In subsequent years, it launched the world’s first bespoke real estate consultancy programme and joint-investment fund focused on the holy cities.

Alpha1Estates has proposed five critical pieces of legislation which focus on globalising the sector to non-Saudi Muslims, which will lead to greater investments, prosperity and quality of life in the holy cities.

“The focus on investing and building hard infrastructure, such as air, land and rail transport, in these cities is being enhanced but it is the focus on soft infrastructure which is critical for the future,” said Malik Al-Alawi, chairman of Alpha1Estates International.

‘Our five main proposals for new legislation include: easing of immigration and travel for non-Saudi Muslims; setting up a real estate regulatory authority to monitor buying and selling of real estate and prevent monopolies; empowering non-Saudi Muslim ownership, leasing and investment of real estate; easing non-Saudi Muslims setting up a company, working or studying in the Kingdom, and introducing and scaling Islamic mortgage financing in the Kingdom,’ stated Al-Alawi.

According to him, th real estate investment in Makkah and Madinah accounts for 40 per cent of total real estate investments in the Kingdom, standing at over $120 billion over the next decade.

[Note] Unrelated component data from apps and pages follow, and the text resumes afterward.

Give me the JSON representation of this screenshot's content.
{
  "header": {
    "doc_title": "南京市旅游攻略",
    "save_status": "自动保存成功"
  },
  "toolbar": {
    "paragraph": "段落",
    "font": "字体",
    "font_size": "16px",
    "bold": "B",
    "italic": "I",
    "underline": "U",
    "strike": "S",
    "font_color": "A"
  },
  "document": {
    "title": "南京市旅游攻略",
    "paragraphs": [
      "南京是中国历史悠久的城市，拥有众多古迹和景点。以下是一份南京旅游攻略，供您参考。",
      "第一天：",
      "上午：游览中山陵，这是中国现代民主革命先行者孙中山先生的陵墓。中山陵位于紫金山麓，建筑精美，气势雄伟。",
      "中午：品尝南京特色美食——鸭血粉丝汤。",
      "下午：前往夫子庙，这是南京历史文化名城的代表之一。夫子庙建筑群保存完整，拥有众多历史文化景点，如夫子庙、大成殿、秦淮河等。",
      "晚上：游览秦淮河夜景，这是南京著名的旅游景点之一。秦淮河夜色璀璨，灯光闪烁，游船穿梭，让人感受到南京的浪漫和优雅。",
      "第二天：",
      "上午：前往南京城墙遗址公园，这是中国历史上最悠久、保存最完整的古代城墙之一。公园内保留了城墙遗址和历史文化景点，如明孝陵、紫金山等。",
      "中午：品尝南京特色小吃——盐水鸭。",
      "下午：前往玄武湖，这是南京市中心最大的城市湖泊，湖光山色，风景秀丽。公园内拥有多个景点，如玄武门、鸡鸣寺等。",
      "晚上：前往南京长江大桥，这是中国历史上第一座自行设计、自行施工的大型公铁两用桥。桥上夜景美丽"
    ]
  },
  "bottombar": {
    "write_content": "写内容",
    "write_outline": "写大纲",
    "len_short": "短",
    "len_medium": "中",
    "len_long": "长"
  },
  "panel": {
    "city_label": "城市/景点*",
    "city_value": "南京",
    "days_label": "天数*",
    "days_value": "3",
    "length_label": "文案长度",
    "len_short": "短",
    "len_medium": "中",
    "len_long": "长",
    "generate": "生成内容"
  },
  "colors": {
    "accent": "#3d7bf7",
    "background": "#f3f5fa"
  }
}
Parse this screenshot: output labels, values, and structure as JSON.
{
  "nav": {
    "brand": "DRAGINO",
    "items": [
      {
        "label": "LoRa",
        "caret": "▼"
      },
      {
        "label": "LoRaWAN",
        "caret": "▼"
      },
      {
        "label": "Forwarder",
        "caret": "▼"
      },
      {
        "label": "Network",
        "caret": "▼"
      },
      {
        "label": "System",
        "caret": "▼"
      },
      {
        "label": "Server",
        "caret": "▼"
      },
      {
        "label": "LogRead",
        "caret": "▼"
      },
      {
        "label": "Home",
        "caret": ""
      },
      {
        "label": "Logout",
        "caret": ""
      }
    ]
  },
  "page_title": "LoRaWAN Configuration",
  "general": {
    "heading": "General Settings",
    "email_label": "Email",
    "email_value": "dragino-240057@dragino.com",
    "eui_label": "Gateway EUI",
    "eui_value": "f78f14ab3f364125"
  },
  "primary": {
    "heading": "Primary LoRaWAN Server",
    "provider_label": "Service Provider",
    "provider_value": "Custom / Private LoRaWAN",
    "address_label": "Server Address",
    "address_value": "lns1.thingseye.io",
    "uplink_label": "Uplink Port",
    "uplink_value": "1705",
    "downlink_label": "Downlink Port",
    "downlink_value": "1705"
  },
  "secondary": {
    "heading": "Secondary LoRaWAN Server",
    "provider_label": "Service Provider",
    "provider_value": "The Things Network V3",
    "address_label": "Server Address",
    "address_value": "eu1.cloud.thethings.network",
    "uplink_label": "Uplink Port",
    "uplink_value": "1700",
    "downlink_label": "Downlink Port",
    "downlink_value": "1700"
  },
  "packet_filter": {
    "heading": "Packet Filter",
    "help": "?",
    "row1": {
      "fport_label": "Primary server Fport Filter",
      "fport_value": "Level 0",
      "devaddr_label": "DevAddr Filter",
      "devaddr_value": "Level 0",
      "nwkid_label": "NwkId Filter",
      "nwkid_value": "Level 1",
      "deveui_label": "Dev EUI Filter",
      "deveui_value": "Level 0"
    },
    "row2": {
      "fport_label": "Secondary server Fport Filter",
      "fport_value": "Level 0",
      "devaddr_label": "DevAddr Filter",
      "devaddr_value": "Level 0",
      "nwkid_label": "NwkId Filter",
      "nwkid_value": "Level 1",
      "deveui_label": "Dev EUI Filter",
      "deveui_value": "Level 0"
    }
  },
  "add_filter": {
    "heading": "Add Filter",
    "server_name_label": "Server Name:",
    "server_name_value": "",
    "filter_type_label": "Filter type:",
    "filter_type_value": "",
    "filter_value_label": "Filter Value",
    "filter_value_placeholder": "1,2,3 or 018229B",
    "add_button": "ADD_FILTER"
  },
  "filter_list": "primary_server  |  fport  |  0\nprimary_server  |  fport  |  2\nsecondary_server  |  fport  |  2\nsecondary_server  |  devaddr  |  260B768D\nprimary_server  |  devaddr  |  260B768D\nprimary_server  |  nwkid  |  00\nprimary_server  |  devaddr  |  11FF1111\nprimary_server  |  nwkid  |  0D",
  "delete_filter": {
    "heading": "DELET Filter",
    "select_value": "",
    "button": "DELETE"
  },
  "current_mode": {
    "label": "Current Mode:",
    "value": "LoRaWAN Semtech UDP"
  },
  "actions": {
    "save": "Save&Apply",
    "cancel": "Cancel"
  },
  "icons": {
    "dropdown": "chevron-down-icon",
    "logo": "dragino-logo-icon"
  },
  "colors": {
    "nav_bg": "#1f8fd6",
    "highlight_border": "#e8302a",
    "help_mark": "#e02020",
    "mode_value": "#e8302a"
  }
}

‘Introducing these news laws will not only allow the sector to develop to world-class standards, but also generate unprecedented revenue for the Kingdom and its citizens,’ he added.

As forecast by Alpha1Estates exactly one year ago, 2011 has been a much better year for the real estate sector in the holy cities than 2010.

The land prices in these cities are the most expensive in the world at between $70,000 and $110,000 per square metre, and hitting as high as $133,000 per square metre in Makkah.

Over ten million pilgrims from 140 countries visit these cities annually for Hajj and Umrah, contributing SR30 billion ($8 billion) per year, the second-most lucrative source of the Kingdom’s revenue after oil.

Expatriates form 40 per cent of the Makkah’s population, and the city currently accounts for 11 per cent of the Kingdom’s GDP.

The Ihsan al-Haramain Index, the first index to solely track Saudi-listed companies involved in real estate development in Makkah and Madinah, has also been published, said Alpha1Estates.

‘The index jumped by more than 13 per cent – compared to a fall of 21 per cent in 2010 – and bucked the trend of Tadawul (Saudi Stock Exchange) Real Estate Development Index which fell by over 1.6 per cent this year,’ said Al-Alawi.

According to him, Madinah is the best investment in real estate in the region with real estate stock focused on Madinah outperforming Makkah at nearly 17 per cent compared to over 9 per cent.

‘Two major Madinah-focused real estate stocks have reaped 26 per cent and 39 per cent returns this year,’ he added.